After a nationwide search for a new director, which drew many outstanding candidates, the Burke Museum found an exceptional new leader right here on the UW campus. Professor Julie K. Stein, divisional dean of research in the UW College of Arts and Sciences, assumed the director’s chair on September 12. Her move across campus will be a return "home," as Stein was curator of archaeology at the Burke from 1990 to 1999, when she accepted the six-year divisional dean appointment.
"I embraced the challenge to become a dean, and the perils and pleasures of administration, because I felt a need to give back to the University of Washington and to help make the institution a better place," Stein says. "Now I’m excited to return to the Burke and to work in such a wonderful place."
With the first phase of the museum expansion complete, Stein is eager to work with the staff to complete the second phase. "The Burke has an amazingly talented and dedicated staff, and with the help of our expanding circle of members and supporters, we can push ahead to fulfill the vision for this museum," Stein says.
She brings many assets to the museum: administrative acumen and experience, sterling credentials as a research scientist, a passion for teaching, and an eagerness to share the excitement of scientific discovery with the public.
That excitement has been the touchstone of her life. As a young girl she liked to dig in an empty lot and imagine making important discoveries.

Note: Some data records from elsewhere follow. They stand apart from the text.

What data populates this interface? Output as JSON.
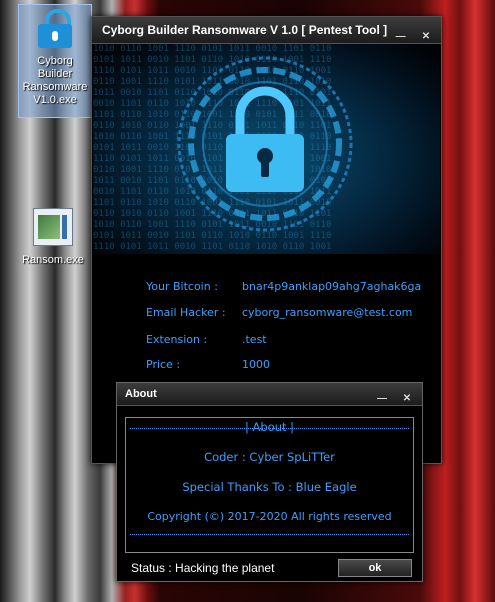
{
  "desktop": {
    "icons": [
      {
        "label": "Cyborg Builder Ransomware V1.0.exe",
        "icon": "padlock-icon"
      },
      {
        "label": "Ransom.exe",
        "icon": "executable-icon"
      }
    ]
  },
  "main_window": {
    "title": "Cyborg Builder Ransomware V 1.0  [ Pentest Tool ]",
    "banner_icon": "padlock-icon",
    "fields": [
      {
        "label": "Your Bitcoin :",
        "value": "bnar4p9anklap09ahg7aghak6ga"
      },
      {
        "label": "Email Hacker :",
        "value": "cyborg_ransomware@test.com"
      },
      {
        "label": "Extension :",
        "value": ".test"
      },
      {
        "label": "Price :",
        "value": "1000"
      }
    ]
  },
  "about_window": {
    "title": "About",
    "header": "|  About  |",
    "coder": "Coder : Cyber SpLiTTer",
    "thanks": "Special Thanks To : Blue Eagle",
    "copyright": "Copyright (©) 2017-2020 All rights reserved",
    "status": "Status : Hacking the planet",
    "ok_label": "ok"
  },
  "colors": {
    "accent": "#3aa0ff",
    "background": "#000000"
  }
}
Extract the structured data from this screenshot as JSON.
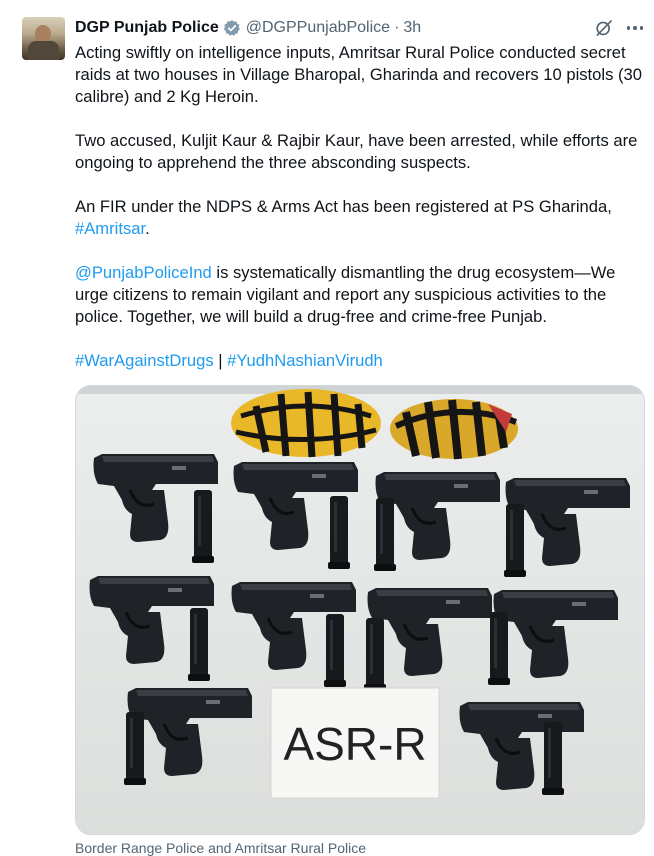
{
  "author": {
    "name": "DGP Punjab Police",
    "handle": "@DGPPunjabPolice",
    "separator": "·",
    "time": "3h",
    "verified_icon": "verified-badge-icon",
    "avatar": "avatar-photo"
  },
  "actions": {
    "grok_icon": "grok-icon",
    "more_icon": "more-options-icon"
  },
  "tweet": {
    "para1": "Acting swiftly on intelligence inputs, Amritsar Rural Police conducted secret raids at two houses in Village Bharopal, Gharinda and recovers 10 pistols (30 calibre) and 2 Kg Heroin.",
    "para2": "Two accused, Kuljit Kaur & Rajbir Kaur, have been arrested, while efforts are ongoing to apprehend the three absconding suspects.",
    "para3_text": "An FIR under the NDPS & Arms Act has been registered at PS Gharinda, ",
    "para3_hashtag": "#Amritsar",
    "para3_end": ".",
    "para4_mention": "@PunjabPoliceInd",
    "para4_text": " is systematically dismantling the drug ecosystem—We urge citizens to remain vigilant and report any suspicious activities to the police. Together, we will build a drug-free and crime-free Punjab.",
    "hashtag1": "#WarAgainstDrugs",
    "hashtag_sep": " | ",
    "hashtag2": "#YudhNashianVirudh"
  },
  "media": {
    "sign_text": "ASR-R",
    "pistol_count": 10,
    "magazine_count": 10,
    "packet_count": 2
  },
  "caption": "Border Range Police and Amritsar Rural Police",
  "colors": {
    "link": "#1d9bf0",
    "text": "#0f1419",
    "muted": "#536471",
    "verified": "#829aab"
  }
}
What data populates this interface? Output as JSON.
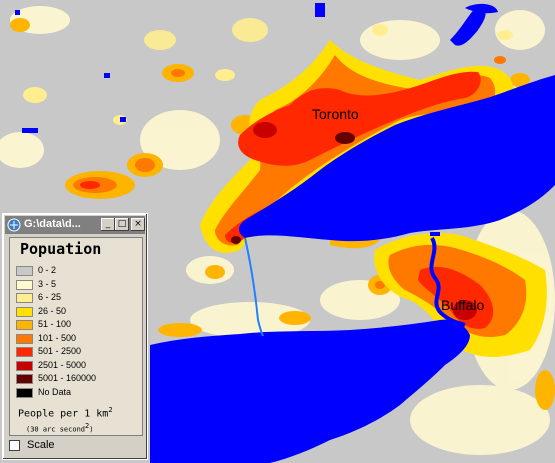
{
  "map": {
    "cities": [
      {
        "name": "Toronto"
      },
      {
        "name": "Buffalo"
      }
    ],
    "colors": {
      "background": "#c8c8c8",
      "water": "#0000ff"
    }
  },
  "legend_window": {
    "title": "G:\\data\\d...",
    "buttons": [
      "_",
      "□",
      "×"
    ],
    "title_icon": "window-app-icon",
    "panel": {
      "title": "Popuation",
      "classes": [
        {
          "label": "0 - 2",
          "color": "#c8c8c8"
        },
        {
          "label": "3 - 5",
          "color": "#fff9d0"
        },
        {
          "label": "6 - 25",
          "color": "#ffee90"
        },
        {
          "label": "26 - 50",
          "color": "#ffe000"
        },
        {
          "label": "51 - 100",
          "color": "#ffb400"
        },
        {
          "label": "101 - 500",
          "color": "#ff7800"
        },
        {
          "label": "501 - 2500",
          "color": "#ff2800"
        },
        {
          "label": "2501 - 5000",
          "color": "#c80000"
        },
        {
          "label": "5001 - 160000",
          "color": "#640000"
        },
        {
          "label": "No Data",
          "color": "#000000"
        }
      ],
      "units_prefix": "People per 1 km",
      "units_exp": "2",
      "units_sub_prefix": "(30 arc second",
      "units_sub_exp": "2",
      "units_sub_suffix": ")"
    },
    "scale_checkbox": {
      "label": "Scale",
      "checked": false
    }
  }
}
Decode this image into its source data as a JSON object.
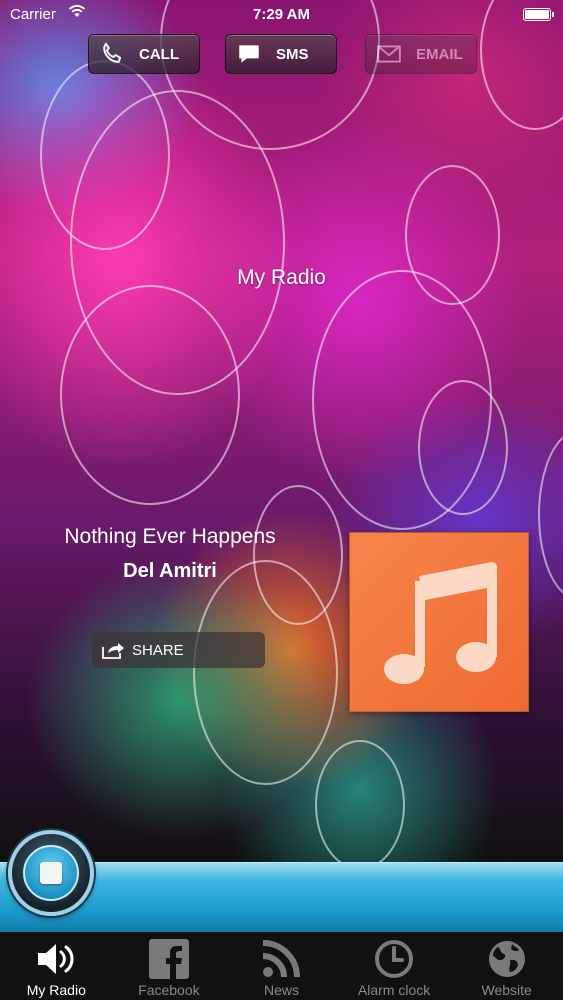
{
  "status_bar": {
    "carrier": "Carrier",
    "time": "7:29 AM"
  },
  "actions": {
    "call": "CALL",
    "sms": "SMS",
    "email": "EMAIL"
  },
  "station": {
    "name": "My Radio"
  },
  "now_playing": {
    "title": "Nothing Ever Happens",
    "artist": "Del Amitri",
    "share_label": "SHARE"
  },
  "tabs": [
    {
      "label": "My Radio",
      "icon": "speaker-icon"
    },
    {
      "label": "Facebook",
      "icon": "facebook-icon"
    },
    {
      "label": "News",
      "icon": "rss-icon"
    },
    {
      "label": "Alarm clock",
      "icon": "clock-icon"
    },
    {
      "label": "Website",
      "icon": "globe-icon"
    }
  ],
  "colors": {
    "player_bar": "#1b9bcc",
    "album_art": "#f07a3e",
    "tab_bar": "#111111"
  }
}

She studied geology in college and then became one of the first graduate students to train in the new interdisciplinary field of geoarchaeology, earning her masters and doctoral degrees at the University of Minnesota.
Then came the big challenge of securing an academic position in a new field. As she recalls it, one group of archaeologists "were willing to take a risk on something new and unproven" and invited her to join them in the UW Department of Anthropology, where she remains a faculty member and continued teaching while serving as dean. In 2005 she earned a Distinguished Teaching Award, the UW’s highest faculty honor.
An expert on shell middens, Stein has conducted extensive studies on the Coast Salish people who inhabited the San Juan Islands for 5,000 years. In addition to her scientific papers and books, she also wrote a book for a lay audience titled Exploring Coast Salish Prehistory: The Archaeology of the San Juan Islands (2000, University of Washington Press). After nearly 20 years of work in the San Juans, thousands of questions from the public prompted her to explain "what archaeologists actually do, why it is so difficult to piece together the past, and why archaeologists must use every clue, fact, and inference to accomplish it."
Stein also takes great delight in training new generations of geoarchaeologists, and students come from all over the country to study with her. She uses the Burke’s collections to introduce them to the thrill of discovery that sparked her own career.
For more information see Dr. Julie Stein's archaeology web site.